If we believe ourselves to be of good moral character, we may hope that the people we encounter are no worse than ourselves. If we want a quiet life, we may think it is easier to achieve without the interference of unpleasant people, but how do we know when someone is good? Are most people who we believe to be good really bad people who are convincing actors?
In my own experience, trust is something that takes time to develop in relationships. We all play social roles. As Shakespeare wrote: All the world's a stage. Who is worthy of my trust? I usually give people the benefit of the doubt in most circumstances, as long as the experience is consistent with similar past experiences. If someone does not meet my expectations, I usually give them a second chance, but usually no more than that.
I am forgiving of those who wish to be given a third chance, as long as their intentions are genuine. Of those whose past aggressive and manipulative behaviour makes me believe they are unworthy of my trust, I lose patience.

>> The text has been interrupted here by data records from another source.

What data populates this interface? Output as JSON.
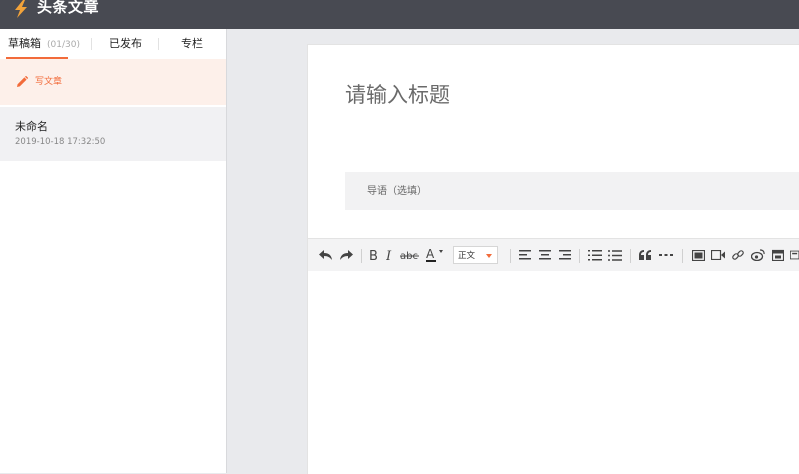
{
  "header": {
    "app_title": "头条文章",
    "logo_icon": "lightning-icon",
    "background": "#484a52"
  },
  "sidebar": {
    "tabs": [
      {
        "label": "草稿箱",
        "count": "(01/30)",
        "active": true
      },
      {
        "label": "已发布"
      },
      {
        "label": "专栏"
      }
    ],
    "write_action": {
      "label": "写文章",
      "icon": "pencil-icon"
    },
    "drafts": [
      {
        "title": "未命名",
        "time": "2019-10-18 17:32:50"
      }
    ]
  },
  "editor": {
    "title_placeholder": "请输入标题",
    "intro_placeholder": "导语（选填）",
    "font_select": "正文",
    "toolbar_icons": [
      "undo-icon",
      "redo-icon",
      "bold-icon",
      "italic-icon",
      "strikethrough-icon",
      "font-color-icon",
      "paragraph-format-select",
      "align-left-icon",
      "align-center-icon",
      "align-right-icon",
      "ordered-list-icon",
      "unordered-list-icon",
      "blockquote-icon",
      "horizontal-rule-icon",
      "image-icon",
      "video-icon",
      "link-icon",
      "weibo-icon",
      "calendar-icon",
      "more-icon"
    ]
  },
  "colors": {
    "accent": "#f26b3a",
    "active_bg": "#fdf0ea",
    "page_bg": "#e9eaed"
  }
}
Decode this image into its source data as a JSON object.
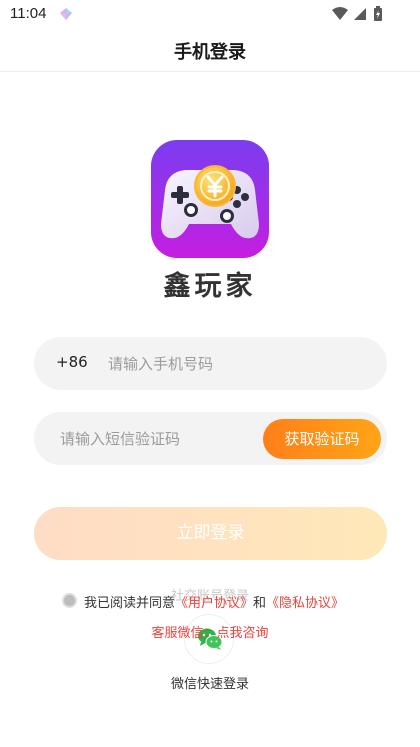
{
  "status_bar": {
    "time": "11:04"
  },
  "header": {
    "title": "手机登录"
  },
  "app": {
    "name": "鑫玩家",
    "logo_icon": "gamepad-coin-icon"
  },
  "phone_field": {
    "country_code": "+86",
    "placeholder": "请输入手机号码",
    "value": ""
  },
  "code_field": {
    "placeholder": "请输入短信验证码",
    "value": "",
    "get_code_label": "获取验证码"
  },
  "login_button": {
    "label": "立即登录"
  },
  "social_login": {
    "label": "社交账号登录",
    "wechat_label": "微信快速登录",
    "wechat_icon": "wechat-icon"
  },
  "agreement": {
    "prefix": "我已阅读并同意",
    "user_agreement": "《用户协议》",
    "conjunction": "和",
    "privacy_policy": "《隐私协议》"
  },
  "customer_service": {
    "label": "客服微信：点我咨询"
  },
  "colors": {
    "accent_orange": "#ff8a1a",
    "link_red": "#e9443c",
    "login_button_gradient_start": "#ffdcc6",
    "login_button_gradient_end": "#ffe8b8",
    "field_background": "#f3f3f3"
  }
}
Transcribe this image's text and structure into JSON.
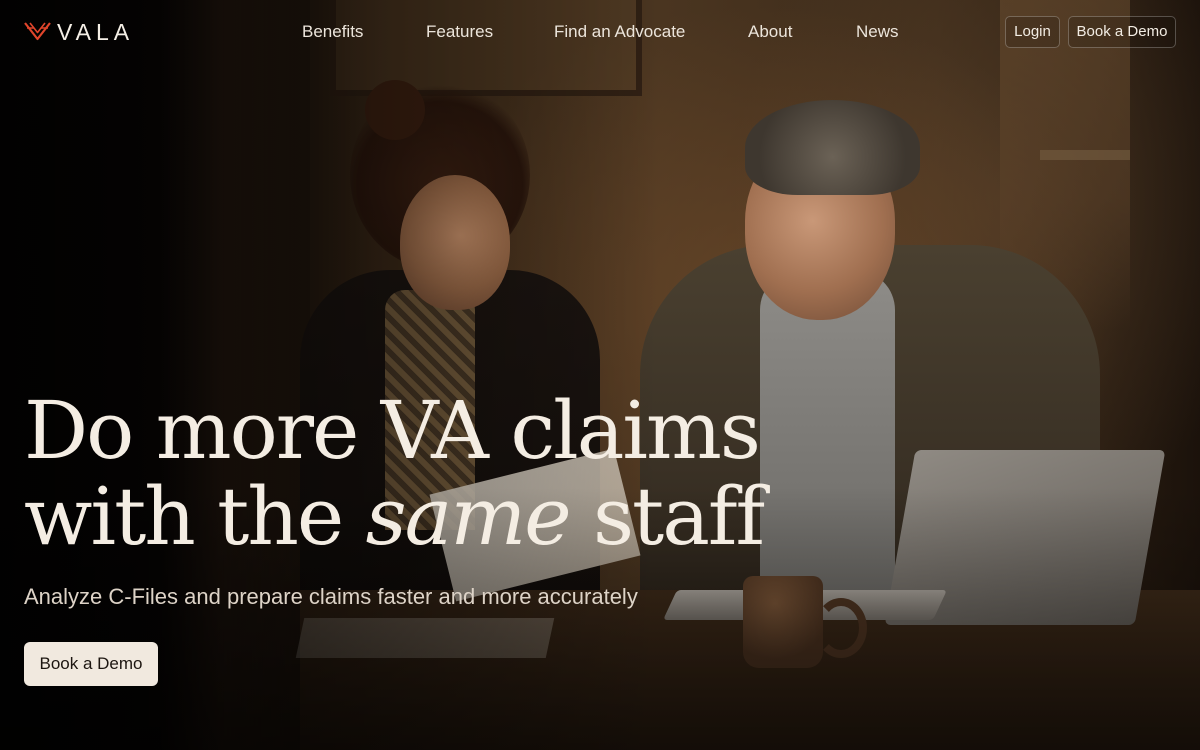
{
  "brand": {
    "name": "VALA",
    "logo_icon": "wing-chevron-icon",
    "accent_color": "#e0452b"
  },
  "nav": {
    "links": [
      "Benefits",
      "Features",
      "Find an Advocate",
      "About",
      "News"
    ],
    "login_label": "Login",
    "demo_label": "Book a Demo"
  },
  "hero": {
    "title_line1": "Do more VA claims",
    "title_line2_pre": "with the ",
    "title_line2_em": "same",
    "title_line2_post": " staff",
    "subtitle": "Analyze C-Files and prepare claims faster and more accurately",
    "cta_label": "Book a Demo",
    "background_image": "photo of woman reviewing paperwork with older man at table with laptop and mug"
  },
  "colors": {
    "text_primary": "#f4ede3",
    "cta_background": "#f1e9df",
    "cta_text": "#1d1611"
  }
}
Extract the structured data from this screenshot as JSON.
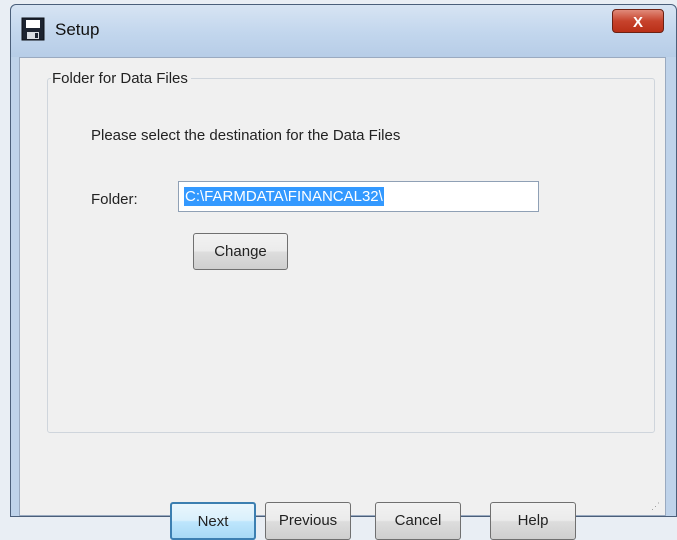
{
  "window": {
    "title": "Setup",
    "close_label": "X",
    "icon": "floppy-disk-icon"
  },
  "group": {
    "label": "Folder for Data Files",
    "instruction": "Please select the destination for the Data Files"
  },
  "folder": {
    "label": "Folder:",
    "value": "C:\\FARMDATA\\FINANCAL32\\",
    "change_label": "Change"
  },
  "buttons": {
    "next_label": "Next",
    "previous_label": "Previous",
    "cancel_label": "Cancel",
    "help_label": "Help"
  },
  "colors": {
    "selection": "#3399ff",
    "close_button": "#c7432c",
    "default_button_border": "#3c7fb1"
  }
}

The unworthy are those who show no guilt, shame, remorse or concern for my feelings, especially when an apology is required and is not forthcoming.
It can be very difficult to deal with untrustworthy people when they have inexorably influenced our lives in unfortunate ways. Cruelty is something that cannot be forgiven. Yet we can overcome it by living our own lives with honesty, integrity, justice and fairness - for ourselves as well as others. We can begin by being clear about our own boundaries.
I find inner peace by keeping my distance from those I consider to have dubious moral characters. This includes avoiding people whose former presence has often led me to experience negative emotions. In the past I felt guilty about refusing to communicate with people who have shown little regard for my needs and feelings. Now I just appreciate quieter living.
Here are links to some relevant posts in my other three blogs:
Dealing with dark clouds and black sheep in family life
Journeys through time